== Activity ==
Each line below should be repeated exactly, but no picture should be carried over.

== Source data ==

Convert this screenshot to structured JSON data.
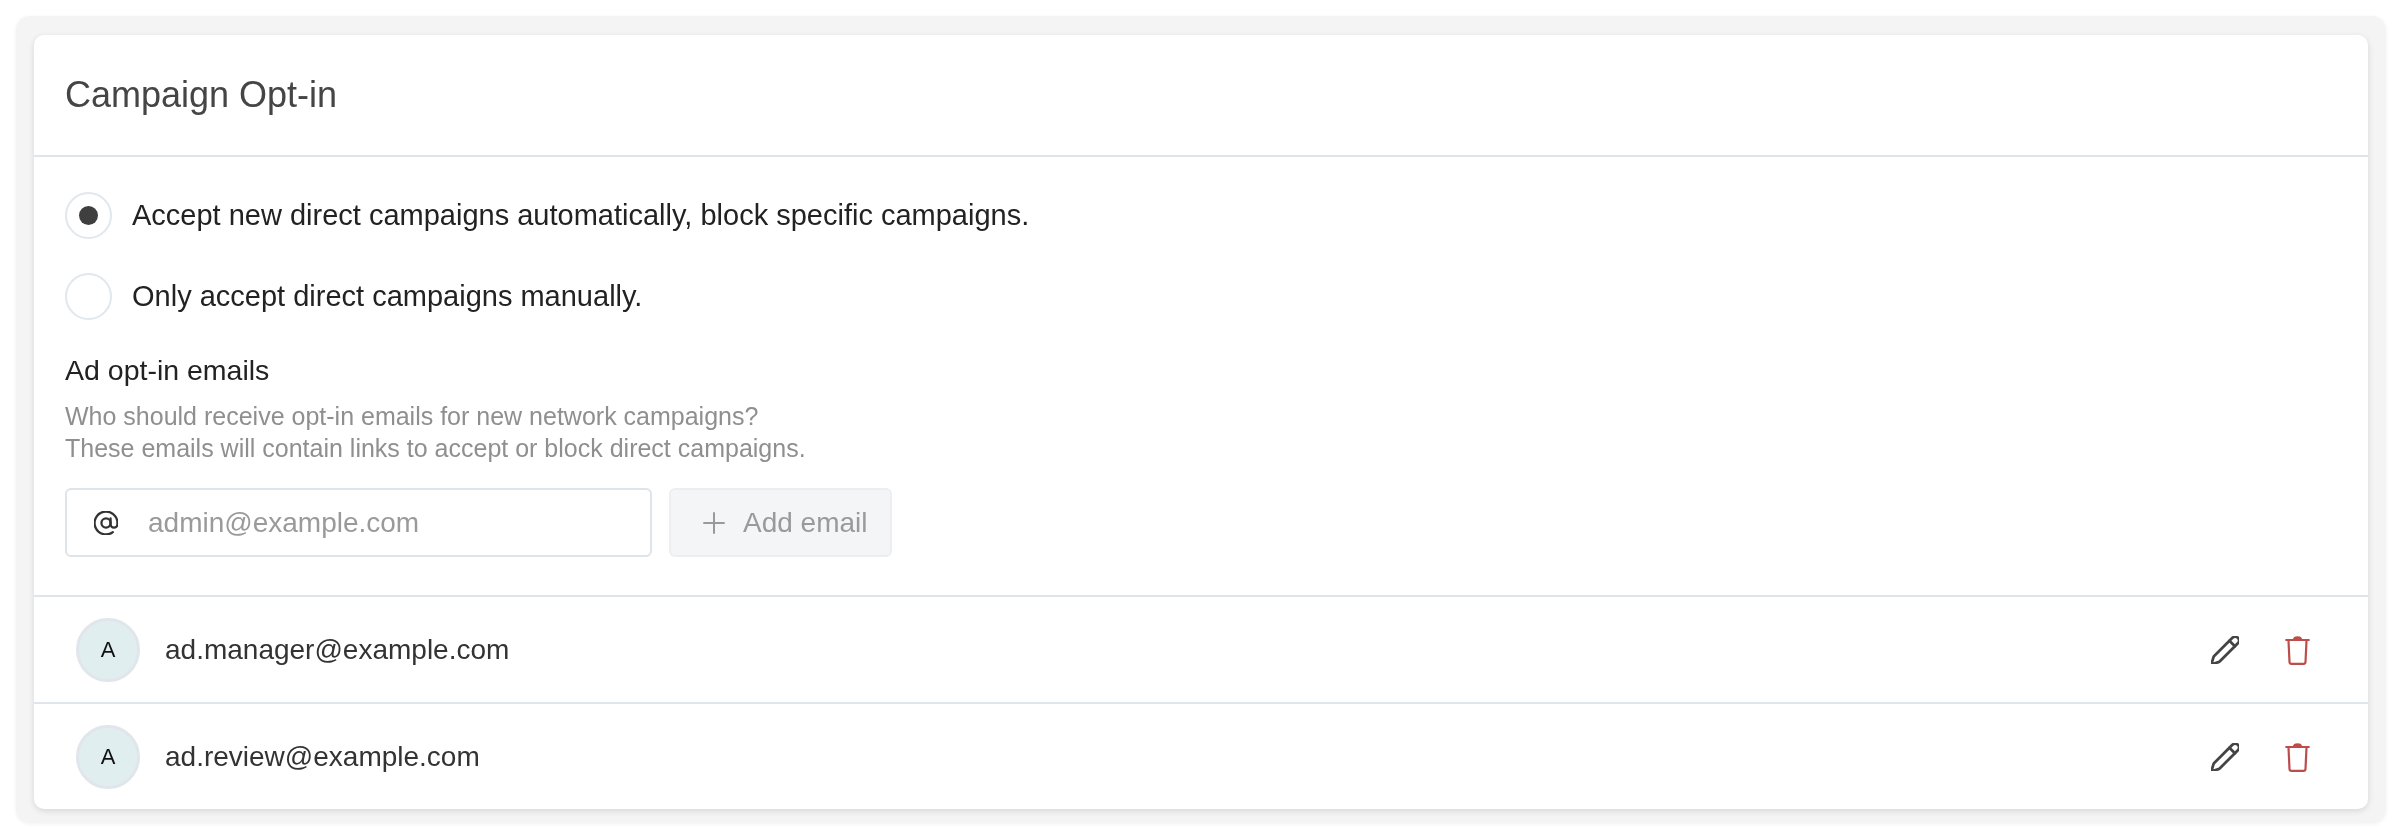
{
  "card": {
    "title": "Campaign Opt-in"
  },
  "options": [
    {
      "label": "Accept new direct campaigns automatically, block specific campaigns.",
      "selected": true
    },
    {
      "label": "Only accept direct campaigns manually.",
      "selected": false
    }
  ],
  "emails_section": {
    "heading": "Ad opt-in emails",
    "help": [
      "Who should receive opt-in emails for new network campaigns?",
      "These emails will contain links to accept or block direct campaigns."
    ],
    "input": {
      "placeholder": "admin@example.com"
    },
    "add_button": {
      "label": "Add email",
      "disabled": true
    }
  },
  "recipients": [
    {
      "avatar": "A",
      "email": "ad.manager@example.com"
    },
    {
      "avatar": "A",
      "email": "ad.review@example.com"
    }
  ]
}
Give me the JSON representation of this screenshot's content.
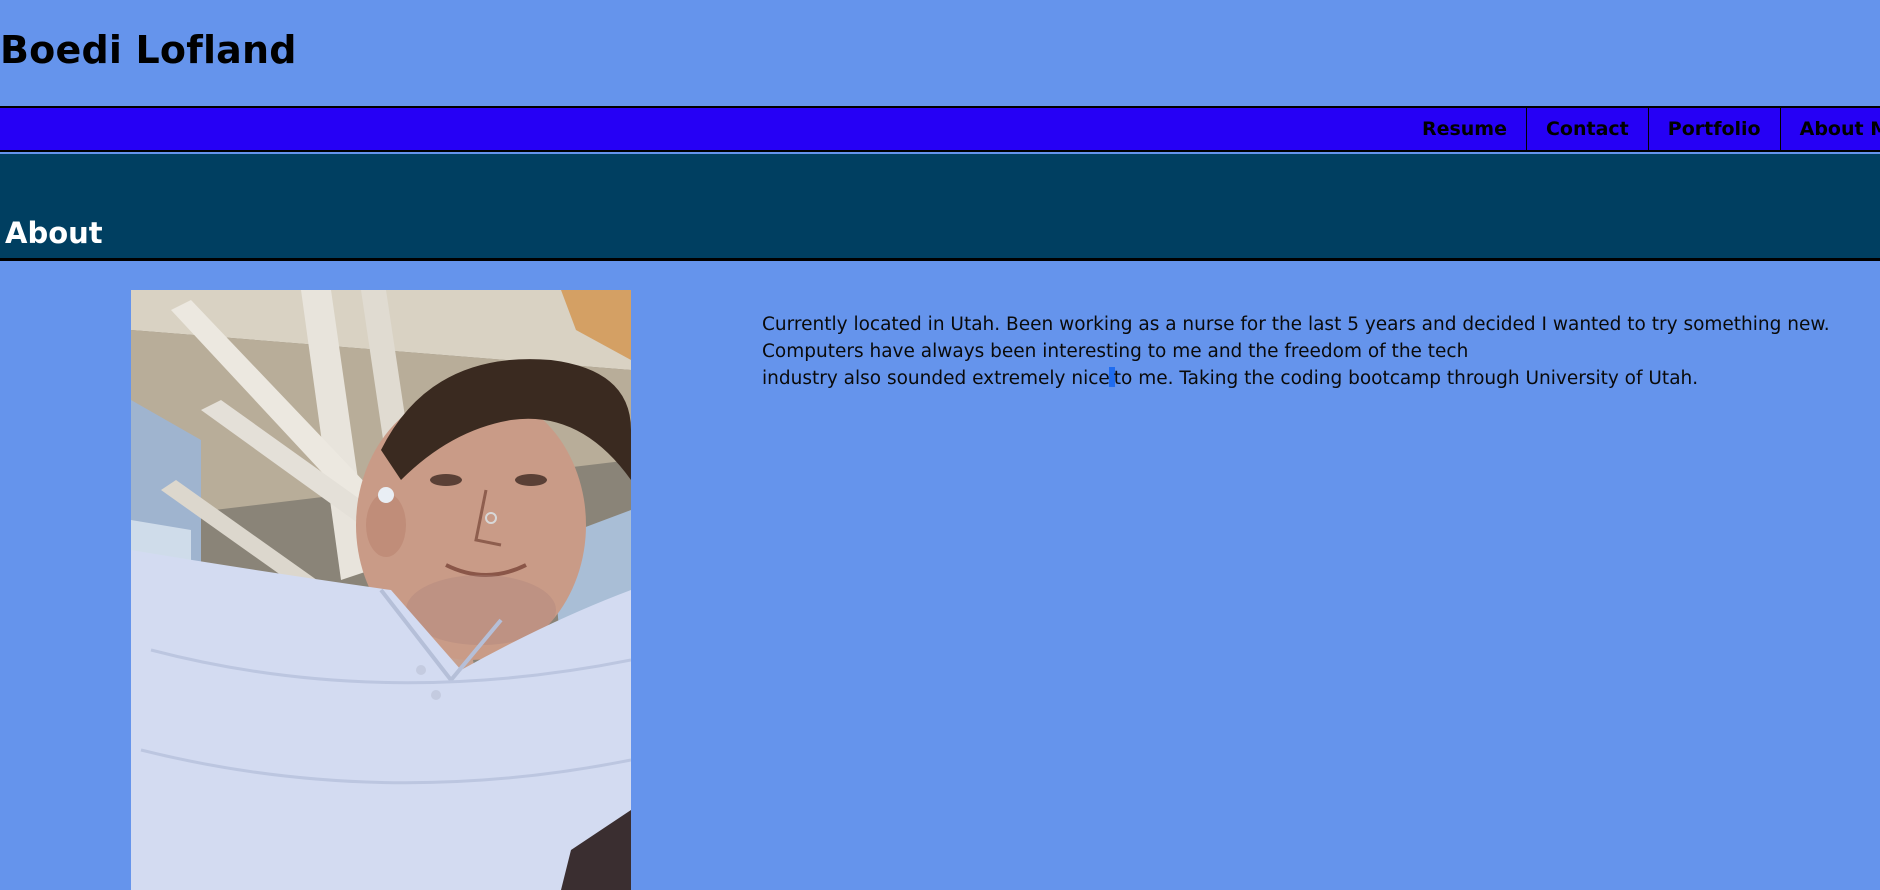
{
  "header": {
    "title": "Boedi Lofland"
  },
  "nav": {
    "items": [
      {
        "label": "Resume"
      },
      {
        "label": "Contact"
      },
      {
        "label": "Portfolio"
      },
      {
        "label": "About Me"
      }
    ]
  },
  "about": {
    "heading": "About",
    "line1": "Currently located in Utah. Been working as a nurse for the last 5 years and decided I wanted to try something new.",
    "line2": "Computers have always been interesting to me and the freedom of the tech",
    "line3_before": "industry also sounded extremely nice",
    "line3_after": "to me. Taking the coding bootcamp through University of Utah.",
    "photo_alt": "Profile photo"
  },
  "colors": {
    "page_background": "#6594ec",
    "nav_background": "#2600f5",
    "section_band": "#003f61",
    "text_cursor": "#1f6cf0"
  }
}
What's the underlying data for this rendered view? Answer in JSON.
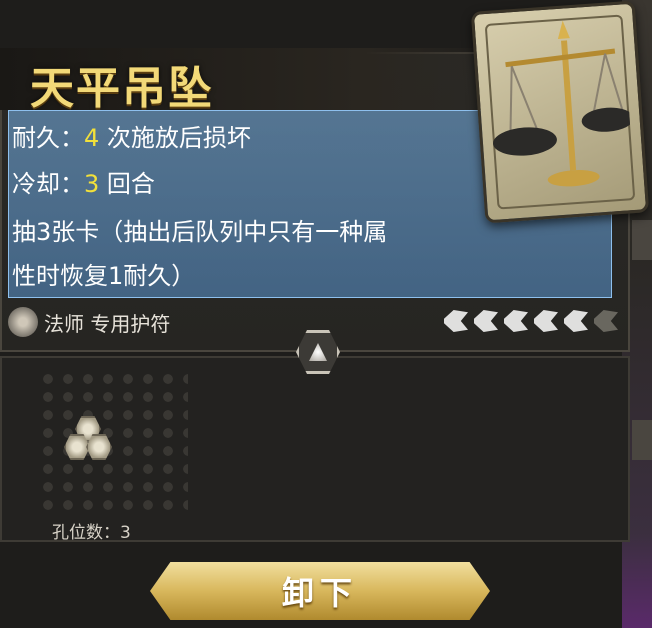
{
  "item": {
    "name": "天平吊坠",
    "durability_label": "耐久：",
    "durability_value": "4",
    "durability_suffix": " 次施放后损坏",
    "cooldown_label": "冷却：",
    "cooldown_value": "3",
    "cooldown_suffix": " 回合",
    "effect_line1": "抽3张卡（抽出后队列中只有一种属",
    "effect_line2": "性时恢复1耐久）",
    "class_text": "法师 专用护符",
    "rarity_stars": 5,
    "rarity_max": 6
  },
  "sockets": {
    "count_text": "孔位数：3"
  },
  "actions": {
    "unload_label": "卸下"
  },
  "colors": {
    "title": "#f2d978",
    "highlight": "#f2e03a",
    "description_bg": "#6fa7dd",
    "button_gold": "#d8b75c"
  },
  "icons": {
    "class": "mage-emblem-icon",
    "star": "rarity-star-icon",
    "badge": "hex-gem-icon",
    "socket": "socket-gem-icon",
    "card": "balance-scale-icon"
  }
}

== Exercise answer ==
Convert this screenshot to structured JSON data.
{
  "card": {
    "title": "Campaign Opt-in"
  },
  "options": [
    {
      "label": "Accept new direct campaigns automatically, block specific campaigns.",
      "selected": true
    },
    {
      "label": "Only accept direct campaigns manually.",
      "selected": false
    }
  ],
  "emails_section": {
    "heading": "Ad opt-in emails",
    "help": [
      "Who should receive opt-in emails for new network campaigns?",
      "These emails will contain links to accept or block direct campaigns."
    ],
    "input": {
      "placeholder": "admin@example.com"
    },
    "add_button": {
      "label": "Add email",
      "disabled": true
    }
  },
  "recipients": [
    {
      "avatar": "A",
      "email": "ad.manager@example.com"
    },
    {
      "avatar": "A",
      "email": "ad.review@example.com"
    }
  ]
}
Give me the JSON representation of this screenshot's content.
{
  "header": {
    "title": "Boedi Lofland"
  },
  "nav": {
    "items": [
      {
        "label": "Resume"
      },
      {
        "label": "Contact"
      },
      {
        "label": "Portfolio"
      },
      {
        "label": "About Me"
      }
    ]
  },
  "about": {
    "heading": "About",
    "line1": "Currently located in Utah. Been working as a nurse for the last 5 years and decided I wanted to try something new.",
    "line2": "Computers have always been interesting to me and the freedom of the tech",
    "line3_before": "industry also sounded extremely nice",
    "line3_after": "to me. Taking the coding bootcamp through University of Utah.",
    "photo_alt": "Profile photo"
  },
  "colors": {
    "page_background": "#6594ec",
    "nav_background": "#2600f5",
    "section_band": "#003f61",
    "text_cursor": "#1f6cf0"
  }
}
What's the underlying data for this rendered view? Answer in JSON.
{
  "item": {
    "name": "天平吊坠",
    "durability_label": "耐久：",
    "durability_value": "4",
    "durability_suffix": " 次施放后损坏",
    "cooldown_label": "冷却：",
    "cooldown_value": "3",
    "cooldown_suffix": " 回合",
    "effect_line1": "抽3张卡（抽出后队列中只有一种属",
    "effect_line2": "性时恢复1耐久）",
    "class_text": "法师 专用护符",
    "rarity_stars": 5,
    "rarity_max": 6
  },
  "sockets": {
    "count_text": "孔位数：3"
  },
  "actions": {
    "unload_label": "卸下"
  },
  "colors": {
    "title": "#f2d978",
    "highlight": "#f2e03a",
    "description_bg": "#6fa7dd",
    "button_gold": "#d8b75c"
  },
  "icons": {
    "class": "mage-emblem-icon",
    "star": "rarity-star-icon",
    "badge": "hex-gem-icon",
    "socket": "socket-gem-icon",
    "card": "balance-scale-icon"
  }
}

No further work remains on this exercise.